INFORMATION:
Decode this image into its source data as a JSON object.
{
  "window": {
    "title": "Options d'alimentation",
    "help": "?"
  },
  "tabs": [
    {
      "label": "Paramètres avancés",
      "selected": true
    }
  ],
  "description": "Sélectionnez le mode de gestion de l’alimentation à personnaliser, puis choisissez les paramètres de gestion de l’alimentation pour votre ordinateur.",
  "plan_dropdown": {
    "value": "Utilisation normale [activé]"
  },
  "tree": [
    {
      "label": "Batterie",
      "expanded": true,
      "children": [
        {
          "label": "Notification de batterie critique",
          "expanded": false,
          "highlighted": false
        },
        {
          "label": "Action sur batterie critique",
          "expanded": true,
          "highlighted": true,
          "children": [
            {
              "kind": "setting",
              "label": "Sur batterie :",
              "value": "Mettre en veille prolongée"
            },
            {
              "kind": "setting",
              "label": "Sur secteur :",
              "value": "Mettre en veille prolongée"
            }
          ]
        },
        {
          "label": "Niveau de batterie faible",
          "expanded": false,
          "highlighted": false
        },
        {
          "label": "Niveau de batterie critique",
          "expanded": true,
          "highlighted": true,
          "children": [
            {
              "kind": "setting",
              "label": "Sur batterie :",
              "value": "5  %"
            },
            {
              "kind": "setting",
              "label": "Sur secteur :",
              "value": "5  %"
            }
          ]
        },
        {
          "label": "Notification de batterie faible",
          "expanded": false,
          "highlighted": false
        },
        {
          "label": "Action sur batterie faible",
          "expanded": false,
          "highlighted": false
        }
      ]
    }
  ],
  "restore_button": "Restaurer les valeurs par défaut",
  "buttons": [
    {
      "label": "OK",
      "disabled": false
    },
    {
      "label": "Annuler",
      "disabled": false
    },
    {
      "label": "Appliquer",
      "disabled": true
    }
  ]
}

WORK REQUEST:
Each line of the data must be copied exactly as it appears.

SOLUTION TO THIS EXERCISE:
Decode this image into its source data as a JSON object.
{
  "window": {
    "title": "Options d'alimentation",
    "help": "?"
  },
  "tabs": [
    {
      "label": "Paramètres avancés",
      "selected": true
    }
  ],
  "description": "Sélectionnez le mode de gestion de l’alimentation à personnaliser, puis choisissez les paramètres de gestion de l’alimentation pour votre ordinateur.",
  "plan_dropdown": {
    "value": "Utilisation normale [activé]"
  },
  "tree": [
    {
      "label": "Batterie",
      "expanded": true,
      "children": [
        {
          "label": "Notification de batterie critique",
          "expanded": false,
          "highlighted": false
        },
        {
          "label": "Action sur batterie critique",
          "expanded": true,
          "highlighted": true,
          "children": [
            {
              "kind": "setting",
              "label": "Sur batterie :",
              "value": "Mettre en veille prolongée"
            },
            {
              "kind": "setting",
              "label": "Sur secteur :",
              "value": "Mettre en veille prolongée"
            }
          ]
        },
        {
          "label": "Niveau de batterie faible",
          "expanded": false,
          "highlighted": false
        },
        {
          "label": "Niveau de batterie critique",
          "expanded": true,
          "highlighted": true,
          "children": [
            {
              "kind": "setting",
              "label": "Sur batterie :",
              "value": "5  %"
            },
            {
              "kind": "setting",
              "label": "Sur secteur :",
              "value": "5  %"
            }
          ]
        },
        {
          "label": "Notification de batterie faible",
          "expanded": false,
          "highlighted": false
        },
        {
          "label": "Action sur batterie faible",
          "expanded": false,
          "highlighted": false
        }
      ]
    }
  ],
  "restore_button": "Restaurer les valeurs par défaut",
  "buttons": [
    {
      "label": "OK",
      "disabled": false
    },
    {
      "label": "Annuler",
      "disabled": false
    },
    {
      "label": "Appliquer",
      "disabled": true
    }
  ]
}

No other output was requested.